This column is tagged "humor" by WBUR, perhaps because of the provocative first line. Assuming, however, that it is meant to be taken seriously, my first reaction is that an academic in communications ought to be able to toggle the privacy settings on Twitter if she were uncomfortable with being followed by persons who are not her real or virtual friends.
Moving beyond the details of this particular story, it is worth noting that even before we regularly referred to people's "digital exhaust," a physician in the UK's National Health Service who followed patients on Twitter told a patient during an office visit that the patient had misunderstood instructions on how to take a prescribed medication, and provided correct instructions again. The patient was surprised that the physician had picked up on this based on the patient's tweets, but did not seem concerned about the invasion-of-privacy sort of issues. See: The Case of the Twittering Kidney Patient: Healthcare and the Ethics of Social Media Monitoring – http://shrd.by/EnnrVa (from 2010).
Clinicians following patients on social media does not seem to me to be problematic. As this one NHS anecdote demonstrates -- and there are many other such anecdotes out there -- learning what the patient is saying and doing outside of the office visit permits the physician to get to know the whole patient.

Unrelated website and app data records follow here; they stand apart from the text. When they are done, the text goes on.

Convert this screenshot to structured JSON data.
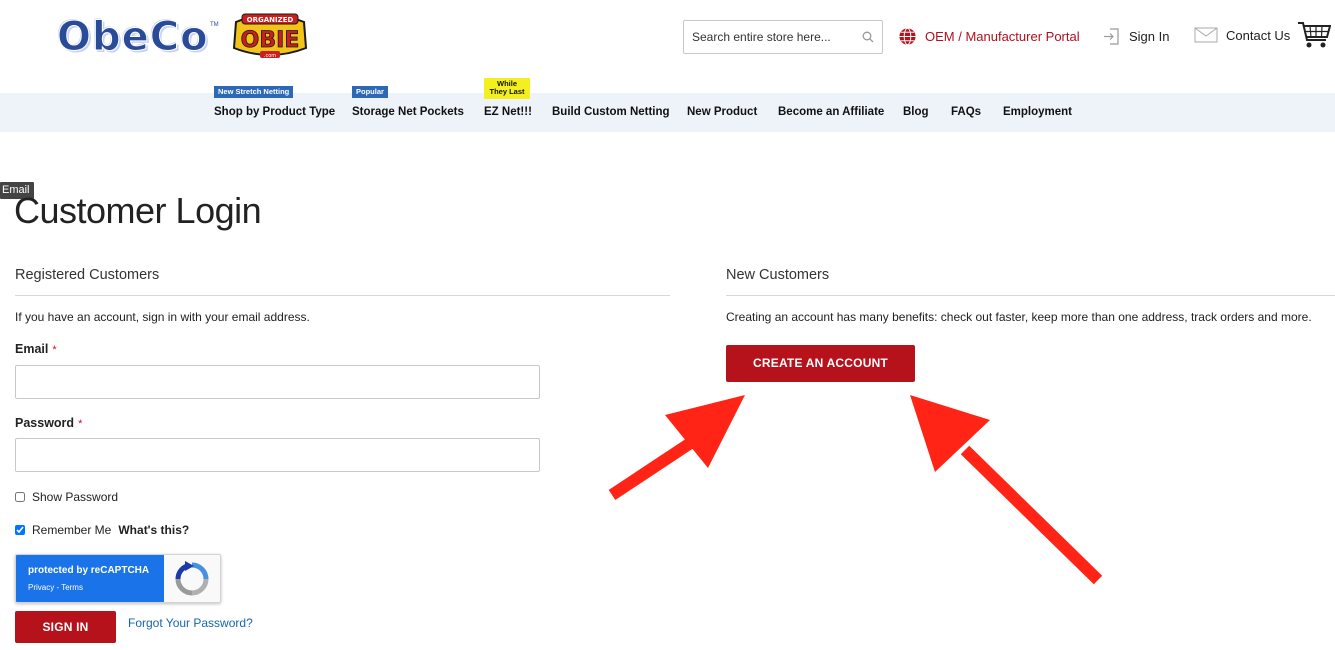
{
  "header": {
    "logo_text": "ObeCo",
    "logo_tm": "TM",
    "obie_logo_text": "OBIE",
    "obie_logo_top": "ORGANIZED",
    "obie_logo_bottom": ".com",
    "search_placeholder": "Search entire store here...",
    "oem_label": "OEM / Manufacturer Portal",
    "signin_label": "Sign In",
    "contact_label": "Contact Us",
    "accent_color": "#b5121b"
  },
  "nav": {
    "items": [
      {
        "label": "Shop by Product Type",
        "badge": "New Stretch Netting"
      },
      {
        "label": "Storage Net Pockets",
        "badge": "Popular"
      },
      {
        "label": "EZ Net!!!",
        "badge": "While They Last"
      },
      {
        "label": "Build Custom Netting"
      },
      {
        "label": "New Product"
      },
      {
        "label": "Become an Affiliate"
      },
      {
        "label": "Blog"
      },
      {
        "label": "FAQs"
      },
      {
        "label": "Employment"
      }
    ]
  },
  "tooltip": {
    "text": "Email"
  },
  "page": {
    "title": "Customer Login"
  },
  "registered": {
    "title": "Registered Customers",
    "description": "If you have an account, sign in with your email address.",
    "email_label": "Email",
    "password_label": "Password",
    "required_mark": "*",
    "show_password_label": "Show Password",
    "remember_label": "Remember Me",
    "whats_this_label": "What's this?",
    "recaptcha_text": "protected by reCAPTCHA",
    "recaptcha_links": "Privacy - Terms",
    "signin_button": "SIGN IN",
    "forgot_link": "Forgot Your Password?",
    "show_password_checked": false,
    "remember_checked": true
  },
  "new_customers": {
    "title": "New Customers",
    "description": "Creating an account has many benefits: check out faster, keep more than one address, track orders and more.",
    "create_button": "CREATE AN ACCOUNT"
  },
  "annotation": {
    "arrow_color": "#ff2416"
  }
}
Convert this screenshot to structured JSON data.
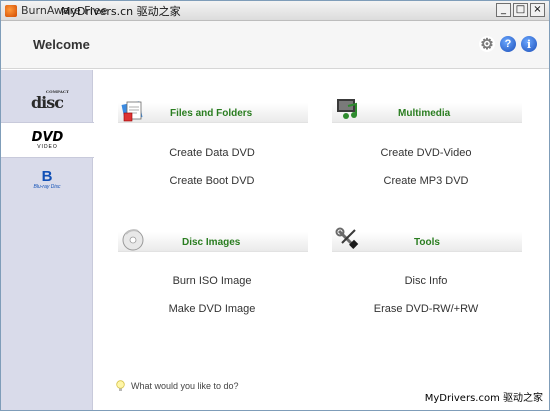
{
  "window": {
    "title": "BurnAware Free",
    "title_overlay": "MyDrivers.cn 驱动之家",
    "controls": {
      "minimize": "_",
      "maximize": "□",
      "close": "×"
    }
  },
  "header": {
    "title": "Welcome",
    "icons": [
      "gear-icon",
      "help-icon",
      "info-icon"
    ],
    "help_glyph": "?",
    "info_glyph": "i"
  },
  "sidebar": {
    "items": [
      {
        "name": "compact-disc",
        "label": "disc",
        "sub": "COMPACT"
      },
      {
        "name": "dvd",
        "label": "DVD",
        "sub": "VIDEO"
      },
      {
        "name": "blu-ray",
        "label": "B",
        "sub": "Blu-ray Disc"
      }
    ],
    "active_index": 1
  },
  "sections": [
    {
      "title": "Files and Folders",
      "icon": "files-folders-icon",
      "links": [
        "Create Data DVD",
        "Create Boot DVD"
      ]
    },
    {
      "title": "Multimedia",
      "icon": "multimedia-icon",
      "links": [
        "Create DVD-Video",
        "Create MP3 DVD"
      ]
    },
    {
      "title": "Disc Images",
      "icon": "disc-images-icon",
      "links": [
        "Burn ISO Image",
        "Make DVD Image"
      ]
    },
    {
      "title": "Tools",
      "icon": "tools-icon",
      "links": [
        "Disc Info",
        "Erase DVD-RW/+RW"
      ]
    }
  ],
  "tip": {
    "text": "What would you like to do?",
    "icon": "lightbulb-icon"
  },
  "watermark": "MyDrivers.com 驱动之家",
  "colors": {
    "section_title": "#2a7d20",
    "sidebar_bg": "#d9dbea",
    "link_text": "#333333"
  }
}
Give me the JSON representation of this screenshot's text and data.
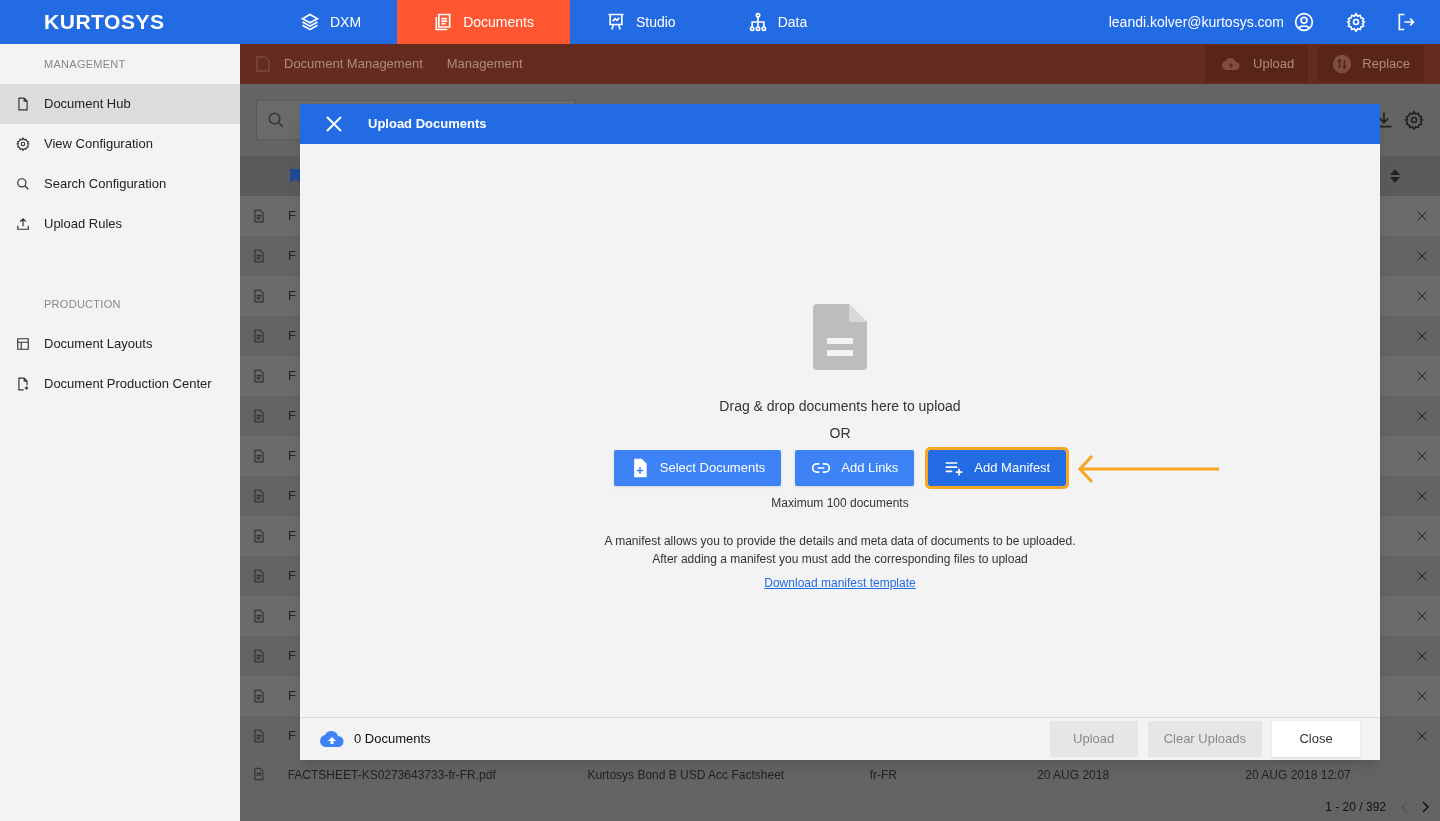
{
  "topbar": {
    "logo": "KURTOSYS",
    "nav": [
      {
        "label": "DXM",
        "selected": false
      },
      {
        "label": "Documents",
        "selected": true
      },
      {
        "label": "Studio",
        "selected": false
      },
      {
        "label": "Data",
        "selected": false
      }
    ],
    "user": "leandi.kolver@kurtosys.com"
  },
  "sidebar": {
    "sections": [
      {
        "heading": "MANAGEMENT",
        "items": [
          {
            "label": "Document Hub",
            "selected": true
          },
          {
            "label": "View Configuration",
            "selected": false
          },
          {
            "label": "Search Configuration",
            "selected": false
          },
          {
            "label": "Upload Rules",
            "selected": false
          }
        ]
      },
      {
        "heading": "PRODUCTION",
        "items": [
          {
            "label": "Document Layouts",
            "selected": false
          },
          {
            "label": "Document Production Center",
            "selected": false
          }
        ]
      }
    ]
  },
  "subheader": {
    "breadcrumbs": [
      "Document Management",
      "Management"
    ],
    "actions": [
      "Upload",
      "Replace"
    ]
  },
  "table": {
    "rows": [
      {
        "name": "F"
      },
      {
        "name": "F"
      },
      {
        "name": "F"
      },
      {
        "name": "F"
      },
      {
        "name": "F"
      },
      {
        "name": "F"
      },
      {
        "name": "F"
      },
      {
        "name": "F"
      },
      {
        "name": "F"
      },
      {
        "name": "F"
      },
      {
        "name": "F"
      },
      {
        "name": "F"
      },
      {
        "name": "F"
      },
      {
        "name": "F"
      }
    ],
    "last_row": [
      "FACTSHEET-KS0273643733-fr-FR.pdf",
      "Kurtosys Bond B USD Acc Factsheet",
      "fr-FR",
      "20 AUG 2018",
      "20 AUG 2018 12:07"
    ],
    "pagination": "1 - 20 / 392"
  },
  "modal": {
    "title": "Upload Documents",
    "prompt": "Drag & drop documents here to upload",
    "or": "OR",
    "buttons": [
      {
        "label": "Select Documents",
        "highlighted": false
      },
      {
        "label": "Add Links",
        "highlighted": false
      },
      {
        "label": "Add Manifest",
        "highlighted": true
      }
    ],
    "limit": "Maximum 100 documents",
    "description": [
      "A manifest allows you to provide the details and meta data of documents to be uploaded.",
      "After adding a manifest you must add the corresponding files to upload"
    ],
    "link": "Download manifest template",
    "count": "0 Documents",
    "footer_buttons": [
      {
        "label": "Upload",
        "disabled": true
      },
      {
        "label": "Clear Uploads",
        "disabled": true
      },
      {
        "label": "Close",
        "disabled": false
      }
    ]
  }
}
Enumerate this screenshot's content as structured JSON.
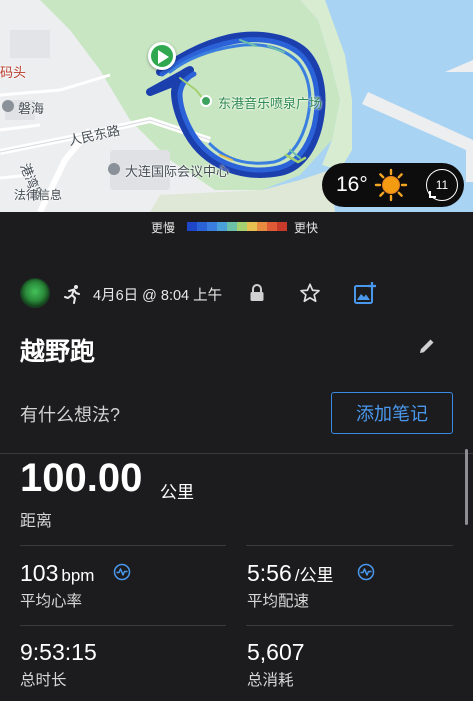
{
  "map": {
    "labels": {
      "wharf": "码头",
      "panhai": "磐海",
      "renmin_road": "人民东路",
      "gangwan_road": "港湾路",
      "convention_center": "大连国际会议中心",
      "fountain_square": "东港音乐喷泉广场",
      "fazhi": "法律信息"
    },
    "weather": {
      "temperature": "16°",
      "wind_speed": "11",
      "icon": "sun-icon"
    }
  },
  "legend": {
    "slow_label": "更慢",
    "fast_label": "更快",
    "colors": [
      "#1e46c8",
      "#2a63d8",
      "#3a7fe0",
      "#4aa0d8",
      "#6cc0a8",
      "#a4d070",
      "#e8c050",
      "#e88a40",
      "#e05a36",
      "#c83a2a"
    ]
  },
  "activity": {
    "avatar_icon": "avatar-icon",
    "type_icon": "running-icon",
    "date": "4月6日 @ 8:04 上午",
    "title": "越野跑",
    "thoughts_placeholder": "有什么想法?",
    "add_note_label": "添加笔记"
  },
  "stats": {
    "distance": {
      "value": "100.00",
      "unit": "公里",
      "label": "距离"
    },
    "avg_hr": {
      "value": "103",
      "unit": "bpm",
      "label": "平均心率"
    },
    "avg_pace": {
      "value": "5:56",
      "unit": "/公里",
      "label": "平均配速"
    },
    "total_time": {
      "value": "9:53:15",
      "label": "总时长"
    },
    "calories": {
      "value": "5,607",
      "label": "总消耗"
    }
  },
  "colors": {
    "accent": "#4a98ec",
    "route": "#2c62d8",
    "background": "#1c1c1e",
    "start": "#2fa84f"
  }
}
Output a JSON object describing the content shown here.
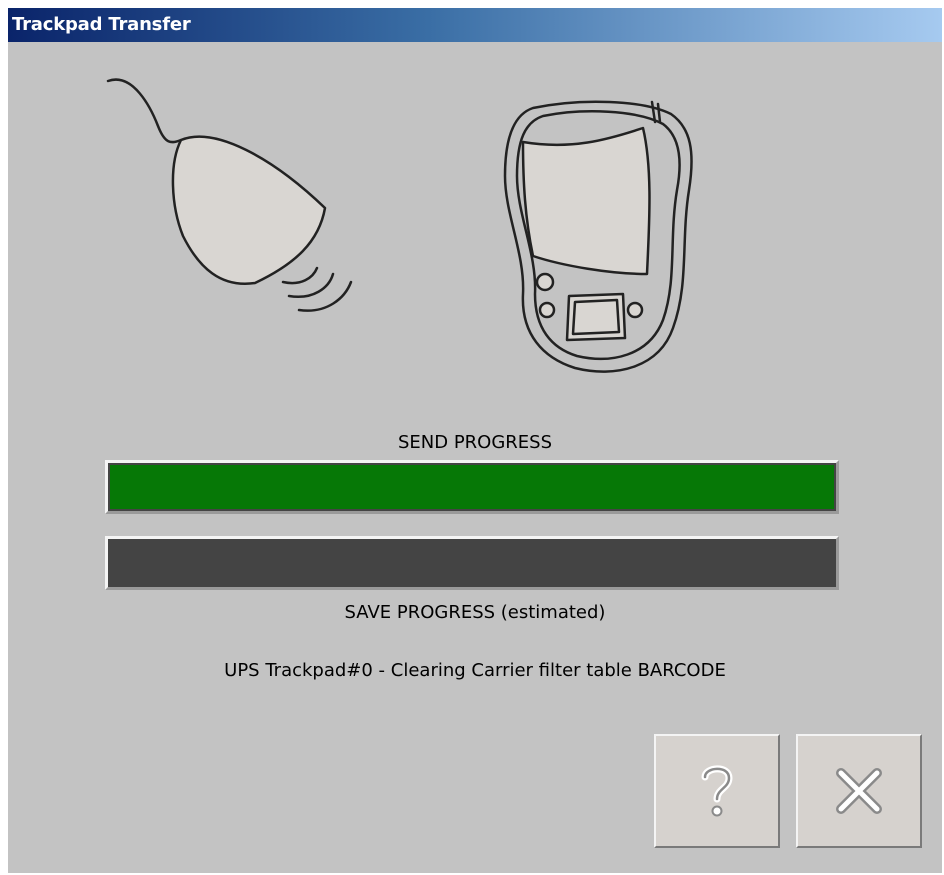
{
  "window": {
    "title": "Trackpad Transfer"
  },
  "progress": {
    "send": {
      "label": "SEND PROGRESS",
      "fraction": 1.0,
      "color": "#067806"
    },
    "save": {
      "label": "SAVE PROGRESS (estimated)",
      "fraction": 0.0,
      "color": "#067806"
    }
  },
  "status": {
    "text": "UPS Trackpad#0  - Clearing Carrier filter table BARCODE"
  },
  "buttons": {
    "help": {
      "icon": "question-mark-icon"
    },
    "close": {
      "icon": "close-x-icon"
    }
  },
  "icons": {
    "scanner": "scanner-icon",
    "device": "handheld-device-icon"
  }
}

The value of this lesson is magnified when dealing with younger patients who -- it sometimes seems -- live their lives online, and are more open to communication online about general health tips (though not necessarily about personal health information in an open forum, absent appropriate consent).
I agree with the columnist's point that health care provider organizations should adopt and post external-facing social media policies. I would add, however, that it is just as important to have internal-facing policies governing social media use and engagement in greater detail. I do not believe that a policy would necessarily have avoided the columnist's "awkward situation." Posting yet another policy on a waiting room bulletin board is not going to educate anyone about anything. If a health care provider is serious about using social media to engage with colleagues, patients and the general public, however, then I believe that only good things will follow: greater openness, better communication and, ultimately, better health care.
In a small town, patients see their doctors at the grocery store and sometimes get a quick curbside consult next to the sweet corn. In the global village enabled by the interwebs, the power of the personal connection is magnified -- and the potential risks associated with using this power tool are greater. Even monitoring patients' public activities online, rather than engaging them, can yield insights about the whole patient not available to clinicians limited to the 12-minute office visit. Used carefully, health care social media can do a lot of good.
I think that as long as both parties are comfortable, go for it. Maybe it's a conversation physicians should bring up with their patients? To help the patient initiate a social connection, it would be great to see physicians pro-actively advertise their presence on social, encouraging patients to follow them. I wonder how many do this today?